Pasqual Pinon (1889-1929) was a railroad worker from Texas. Thanks to his incredibly rare deformity, he was able to support a large family of seven with a lucrative career as a circus sideshow performer. Thanks to his promoter, many believed that Pinon was a man with two heads.
For a similar story on a man with two faces, visit our post called Edward Mordrake: True or False?
According to the story, at the top of Pinon’s head was a second head. Back in the early 1900s, Pinon performed with the Sells Floto Circus. His so-called second head is what earned him the name “The Two-Headed Mexican.”

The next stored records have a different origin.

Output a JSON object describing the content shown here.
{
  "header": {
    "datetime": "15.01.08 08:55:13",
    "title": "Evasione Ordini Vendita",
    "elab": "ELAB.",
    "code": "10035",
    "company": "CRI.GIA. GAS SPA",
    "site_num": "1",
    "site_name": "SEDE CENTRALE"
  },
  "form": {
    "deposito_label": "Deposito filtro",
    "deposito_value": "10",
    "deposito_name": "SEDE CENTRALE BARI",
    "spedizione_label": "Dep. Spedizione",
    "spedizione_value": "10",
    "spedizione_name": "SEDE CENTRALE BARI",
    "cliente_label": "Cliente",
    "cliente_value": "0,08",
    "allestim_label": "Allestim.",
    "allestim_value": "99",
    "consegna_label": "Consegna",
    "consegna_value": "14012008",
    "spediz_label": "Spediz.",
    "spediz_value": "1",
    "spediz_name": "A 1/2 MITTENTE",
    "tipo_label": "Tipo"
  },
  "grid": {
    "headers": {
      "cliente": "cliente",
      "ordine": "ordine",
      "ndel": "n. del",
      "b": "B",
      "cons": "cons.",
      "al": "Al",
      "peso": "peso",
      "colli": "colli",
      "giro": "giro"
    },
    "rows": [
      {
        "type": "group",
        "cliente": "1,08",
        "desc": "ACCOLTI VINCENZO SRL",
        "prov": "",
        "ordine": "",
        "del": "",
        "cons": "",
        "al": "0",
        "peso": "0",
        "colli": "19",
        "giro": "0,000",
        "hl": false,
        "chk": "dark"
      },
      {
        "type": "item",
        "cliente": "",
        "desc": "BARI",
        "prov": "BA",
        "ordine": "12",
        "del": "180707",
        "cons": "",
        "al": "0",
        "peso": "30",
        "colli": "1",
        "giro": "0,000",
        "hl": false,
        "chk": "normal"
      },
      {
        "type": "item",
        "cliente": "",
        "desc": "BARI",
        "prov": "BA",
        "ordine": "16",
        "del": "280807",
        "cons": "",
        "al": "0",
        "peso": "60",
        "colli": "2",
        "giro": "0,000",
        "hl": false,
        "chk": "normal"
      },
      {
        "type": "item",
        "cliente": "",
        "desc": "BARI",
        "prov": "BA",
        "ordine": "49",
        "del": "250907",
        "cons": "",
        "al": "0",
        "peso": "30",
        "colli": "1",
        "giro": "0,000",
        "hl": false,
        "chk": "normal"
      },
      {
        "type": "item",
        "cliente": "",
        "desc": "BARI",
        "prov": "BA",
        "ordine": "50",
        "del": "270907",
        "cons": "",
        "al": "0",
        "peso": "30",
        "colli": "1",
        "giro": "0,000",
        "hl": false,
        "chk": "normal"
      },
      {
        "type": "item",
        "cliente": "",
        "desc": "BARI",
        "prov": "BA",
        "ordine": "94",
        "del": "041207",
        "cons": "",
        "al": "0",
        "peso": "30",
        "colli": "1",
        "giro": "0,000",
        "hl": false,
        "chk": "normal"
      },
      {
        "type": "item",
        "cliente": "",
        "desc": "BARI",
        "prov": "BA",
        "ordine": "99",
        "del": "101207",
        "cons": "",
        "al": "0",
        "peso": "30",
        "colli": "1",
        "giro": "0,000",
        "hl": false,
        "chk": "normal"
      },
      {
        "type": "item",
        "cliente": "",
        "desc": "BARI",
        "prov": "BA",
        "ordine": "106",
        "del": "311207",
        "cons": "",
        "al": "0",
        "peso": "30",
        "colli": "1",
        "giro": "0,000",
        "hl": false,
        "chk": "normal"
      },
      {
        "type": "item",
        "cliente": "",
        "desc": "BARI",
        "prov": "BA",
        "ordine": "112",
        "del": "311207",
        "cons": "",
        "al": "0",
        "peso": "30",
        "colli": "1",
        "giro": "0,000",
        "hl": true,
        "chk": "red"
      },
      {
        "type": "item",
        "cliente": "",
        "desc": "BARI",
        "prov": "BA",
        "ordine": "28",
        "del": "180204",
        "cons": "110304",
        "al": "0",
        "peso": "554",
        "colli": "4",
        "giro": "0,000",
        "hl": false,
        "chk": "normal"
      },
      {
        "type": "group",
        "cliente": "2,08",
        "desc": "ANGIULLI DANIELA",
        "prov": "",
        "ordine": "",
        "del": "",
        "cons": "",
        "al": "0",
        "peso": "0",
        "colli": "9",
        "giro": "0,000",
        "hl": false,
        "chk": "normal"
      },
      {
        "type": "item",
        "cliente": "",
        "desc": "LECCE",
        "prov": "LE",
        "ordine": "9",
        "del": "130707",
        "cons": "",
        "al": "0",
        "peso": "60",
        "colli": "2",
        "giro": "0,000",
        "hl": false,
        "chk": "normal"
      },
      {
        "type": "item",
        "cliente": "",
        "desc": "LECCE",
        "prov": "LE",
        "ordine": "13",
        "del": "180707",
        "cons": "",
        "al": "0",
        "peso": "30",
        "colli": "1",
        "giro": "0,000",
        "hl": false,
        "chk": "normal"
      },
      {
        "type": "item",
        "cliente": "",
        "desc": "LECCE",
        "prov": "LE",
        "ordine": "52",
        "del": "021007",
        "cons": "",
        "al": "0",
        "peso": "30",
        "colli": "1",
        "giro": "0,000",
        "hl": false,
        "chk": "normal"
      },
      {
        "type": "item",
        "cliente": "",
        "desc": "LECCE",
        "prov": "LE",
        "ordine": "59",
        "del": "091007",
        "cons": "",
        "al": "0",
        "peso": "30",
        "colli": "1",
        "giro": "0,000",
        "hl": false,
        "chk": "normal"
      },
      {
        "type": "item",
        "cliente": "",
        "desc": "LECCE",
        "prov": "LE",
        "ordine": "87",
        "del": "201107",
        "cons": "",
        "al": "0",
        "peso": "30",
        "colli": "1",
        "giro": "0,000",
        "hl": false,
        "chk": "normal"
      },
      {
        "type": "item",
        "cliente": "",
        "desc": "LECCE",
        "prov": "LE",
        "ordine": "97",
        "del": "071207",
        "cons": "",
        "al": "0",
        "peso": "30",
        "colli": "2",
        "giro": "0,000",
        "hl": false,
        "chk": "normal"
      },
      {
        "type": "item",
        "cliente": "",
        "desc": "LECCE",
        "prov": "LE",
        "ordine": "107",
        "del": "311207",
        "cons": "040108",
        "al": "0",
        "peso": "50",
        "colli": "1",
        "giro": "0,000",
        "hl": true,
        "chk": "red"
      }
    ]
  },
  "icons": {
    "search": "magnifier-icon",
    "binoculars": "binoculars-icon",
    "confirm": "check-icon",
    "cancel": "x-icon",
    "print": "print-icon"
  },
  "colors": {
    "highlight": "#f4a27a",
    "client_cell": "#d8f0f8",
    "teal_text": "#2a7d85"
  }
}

Features Of Pinon’s Second Head
The head was immobile. According to the claim, the head was immobile because at the age of 20, Pinon had suffered a stroke.
Its mouth was always wide open.
Its eyes showed no emotion.
The True Story
Now we are going to talk about the true story of Pinon. Although he really was a railroad worker from Texas, and a sideshow performer, he did not have an actual extra head. Instead, Pinon had an enormous benign tumor that was located at the top of his head.
Thanks to his rather unusual tumor, in 1917, he was discovered by a sideshow promoter. Although his promoter knew he would make a good sideshow freak with his massive tumor, it wasn’t enough. To make Pinon look even more bizarre, his tumor was transformed into a fake face that was made of wax. According to some reports, the face was made of silver. The reports also claim that the face was surgically placed under the skin. After years of touring with the Sells Floto Circus, Pinon’s manager decided to pay for his tumor to be removed.
Pinon certainly entertained many people as a sideshow performer. Although many believed his second head was real, it makes one wonder whether there were also skeptics who doubted his bizarre abnormality. After Pinon’s career was completed, he eventually moved back to Texas.
Is It Possible To Have Two Heads?
Yes. It is possible to have two heads. However, a case like Pinon’s is impossible. In order for someone to have two heads, the extra head would need to be located upside-down on top of the other. The condition is called craniopagus parasiticus. It is an extremely rare form of conjoined twins. This type of parasitic twinning only occurs in about 4 to 6 of 10,000,000 births. The condition involves an unequal conjoined twin head with an undeveloped body that is attached (upside-down) to the head of a twin that is developed. Unfortunately, infants with craniopagus parasiticus are usually stillborn, or they will die shortly after birth.
One Of Only Ten Cases Of Craniopagus Parasiticus
According to Wikipedia, there have only been 10 cases of craniopagus parasiticus reported in the medical research literature. What is even more rare is cases where these types of conjoined twins survive birth. Out of the 10 cases of craniopagus parasiticus, there are only 3 that have survived birth. One of the 3 cases is explained in this video on conjoined twins Manar and Islaam Maged.
A Wax Sculpture Of Pinon At The St. Petersburg Cabinet Of Curiosities
Pinon had a rare deformity that would eventually lead him to a successful career in the sideshow business. He was quite lucky to have a promoter with such a huge imagination. Pinon’s promoter did an excellent job making his extra head look real. Although his extra head was nothing more than an illusion, many were fooled into believing it was genuine. Although Pasqual Pinon was never a man with two actual heads, he will always be remembered as “The Two-Headed Mexican.”